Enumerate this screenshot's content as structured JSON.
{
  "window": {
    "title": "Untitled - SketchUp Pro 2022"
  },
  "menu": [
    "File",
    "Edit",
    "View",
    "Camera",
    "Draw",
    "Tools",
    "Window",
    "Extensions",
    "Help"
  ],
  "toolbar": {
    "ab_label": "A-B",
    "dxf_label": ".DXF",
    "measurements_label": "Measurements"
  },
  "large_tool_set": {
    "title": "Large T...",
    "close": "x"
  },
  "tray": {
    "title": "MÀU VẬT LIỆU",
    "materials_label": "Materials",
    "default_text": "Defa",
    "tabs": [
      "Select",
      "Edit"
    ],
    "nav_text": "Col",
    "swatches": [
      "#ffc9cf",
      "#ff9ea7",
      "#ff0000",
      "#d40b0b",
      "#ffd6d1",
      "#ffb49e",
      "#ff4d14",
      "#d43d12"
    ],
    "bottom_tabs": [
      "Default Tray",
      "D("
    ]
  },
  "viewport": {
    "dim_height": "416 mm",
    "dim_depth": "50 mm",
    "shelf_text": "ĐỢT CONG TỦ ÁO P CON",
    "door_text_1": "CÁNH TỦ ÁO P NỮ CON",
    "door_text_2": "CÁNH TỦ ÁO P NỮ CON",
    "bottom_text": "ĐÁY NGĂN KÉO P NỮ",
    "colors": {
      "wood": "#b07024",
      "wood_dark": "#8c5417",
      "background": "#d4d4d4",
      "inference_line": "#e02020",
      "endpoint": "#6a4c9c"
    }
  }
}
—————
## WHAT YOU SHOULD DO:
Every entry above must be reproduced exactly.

## EXERCISE RESPONSE:
Enumerate this screenshot's content as structured JSON.
{
  "window": {
    "title": "Untitled - SketchUp Pro 2022"
  },
  "menu": [
    "File",
    "Edit",
    "View",
    "Camera",
    "Draw",
    "Tools",
    "Window",
    "Extensions",
    "Help"
  ],
  "toolbar": {
    "ab_label": "A-B",
    "dxf_label": ".DXF",
    "measurements_label": "Measurements"
  },
  "large_tool_set": {
    "title": "Large T...",
    "close": "x"
  },
  "tray": {
    "title": "MÀU VẬT LIỆU",
    "materials_label": "Materials",
    "default_text": "Defa",
    "tabs": [
      "Select",
      "Edit"
    ],
    "nav_text": "Col",
    "swatches": [
      "#ffc9cf",
      "#ff9ea7",
      "#ff0000",
      "#d40b0b",
      "#ffd6d1",
      "#ffb49e",
      "#ff4d14",
      "#d43d12"
    ],
    "bottom_tabs": [
      "Default Tray",
      "D("
    ]
  },
  "viewport": {
    "dim_height": "416 mm",
    "dim_depth": "50 mm",
    "shelf_text": "ĐỢT CONG TỦ ÁO P CON",
    "door_text_1": "CÁNH TỦ ÁO P NỮ CON",
    "door_text_2": "CÁNH TỦ ÁO P NỮ CON",
    "bottom_text": "ĐÁY NGĂN KÉO P NỮ",
    "colors": {
      "wood": "#b07024",
      "wood_dark": "#8c5417",
      "background": "#d4d4d4",
      "inference_line": "#e02020",
      "endpoint": "#6a4c9c"
    }
  }
}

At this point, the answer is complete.